= RECORDS SUPPLIED =

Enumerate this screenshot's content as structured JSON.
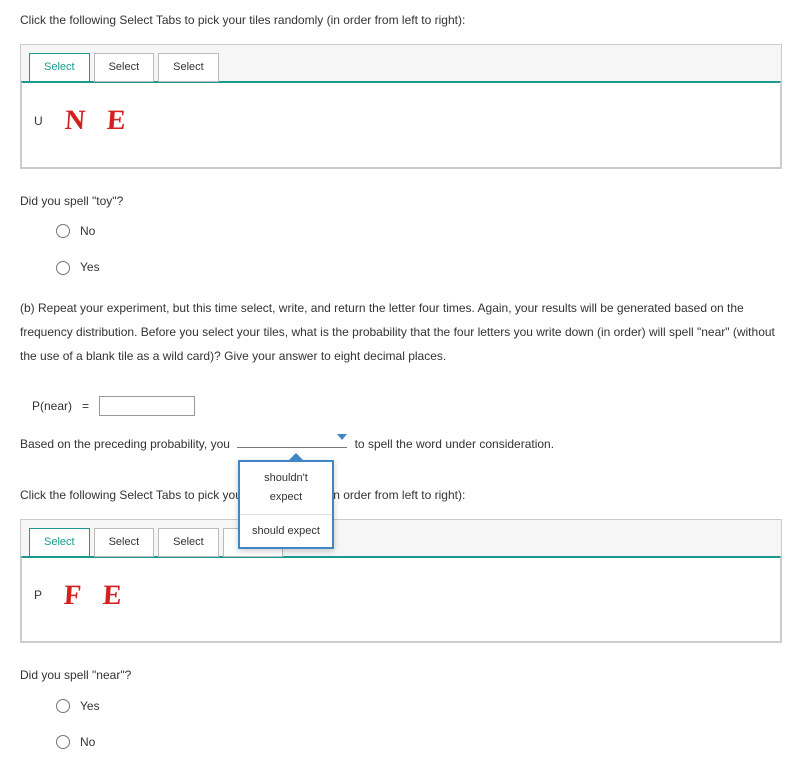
{
  "section1": {
    "instruction": "Click the following Select Tabs to pick your tiles randomly (in order from left to right):",
    "tabs": [
      "Select",
      "Select",
      "Select"
    ],
    "tiles": [
      "U",
      "N",
      "E"
    ],
    "question": "Did you spell \"toy\"?",
    "radios": [
      "No",
      "Yes"
    ]
  },
  "partB": {
    "text": "(b) Repeat your experiment, but this time select, write, and return the letter four times. Again, your results will be generated based on the frequency distribution. Before you select your tiles, what is the probability that the four letters you write down (in order) will spell \"near\" (without the use of a blank tile as a wild card)? Give your answer to eight decimal places.",
    "prob_label": "P(near)",
    "equals": "=",
    "prob_value": "",
    "sentence_pre": "Based on the preceding probability, you ",
    "sentence_post": " to spell the word under consideration.",
    "dropdown_options": [
      "shouldn't expect",
      "should expect"
    ]
  },
  "section2": {
    "instruction": "Click the following Select Tabs to pick your tiles randomly (in order from left to right):",
    "tabs": [
      "Select",
      "Select",
      "Select",
      "Select"
    ],
    "tiles": [
      "P",
      "F",
      "E"
    ],
    "question": "Did you spell \"near\"?",
    "radios": [
      "Yes",
      "No"
    ]
  }
}
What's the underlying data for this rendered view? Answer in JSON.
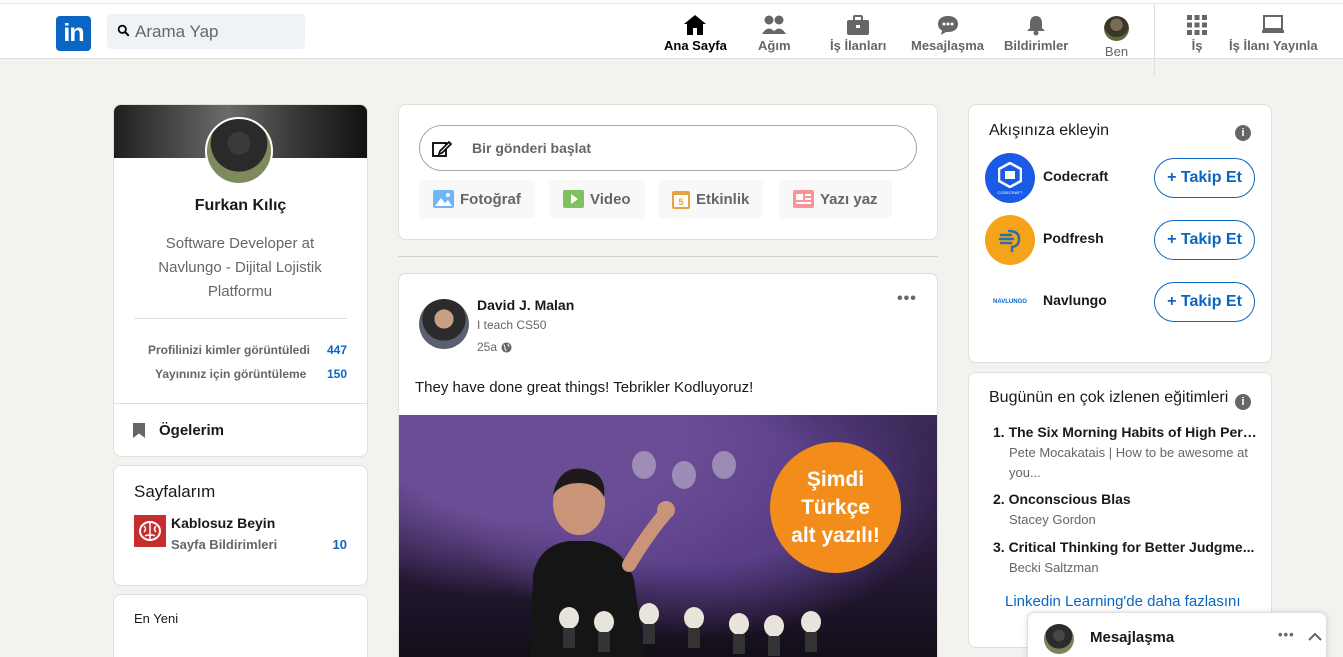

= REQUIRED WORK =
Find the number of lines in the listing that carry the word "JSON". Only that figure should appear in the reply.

= TASK ANSWER =
2